» **Description of the task**:
Scan the data below. Pull out each line where "arrow" occurs.

» **Data section**:
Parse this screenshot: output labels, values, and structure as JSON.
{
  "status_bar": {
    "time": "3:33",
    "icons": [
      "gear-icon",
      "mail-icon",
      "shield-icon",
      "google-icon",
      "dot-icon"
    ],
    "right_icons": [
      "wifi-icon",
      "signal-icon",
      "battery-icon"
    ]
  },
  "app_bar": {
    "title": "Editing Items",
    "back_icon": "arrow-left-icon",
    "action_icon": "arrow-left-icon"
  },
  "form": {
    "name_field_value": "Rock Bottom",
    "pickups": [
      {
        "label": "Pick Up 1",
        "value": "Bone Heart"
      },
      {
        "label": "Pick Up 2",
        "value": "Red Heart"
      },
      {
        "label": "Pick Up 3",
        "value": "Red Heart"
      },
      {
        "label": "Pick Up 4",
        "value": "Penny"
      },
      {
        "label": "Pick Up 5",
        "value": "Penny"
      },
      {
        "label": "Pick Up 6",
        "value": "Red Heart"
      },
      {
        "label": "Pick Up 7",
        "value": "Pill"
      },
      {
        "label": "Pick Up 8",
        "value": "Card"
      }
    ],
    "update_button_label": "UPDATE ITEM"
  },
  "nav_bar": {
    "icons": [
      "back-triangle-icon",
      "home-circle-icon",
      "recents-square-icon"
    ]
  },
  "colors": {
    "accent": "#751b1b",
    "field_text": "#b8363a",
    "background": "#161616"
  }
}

» **Answer below**:
    "back_icon": "arrow-left-icon",
    "action_icon": "arrow-left-icon"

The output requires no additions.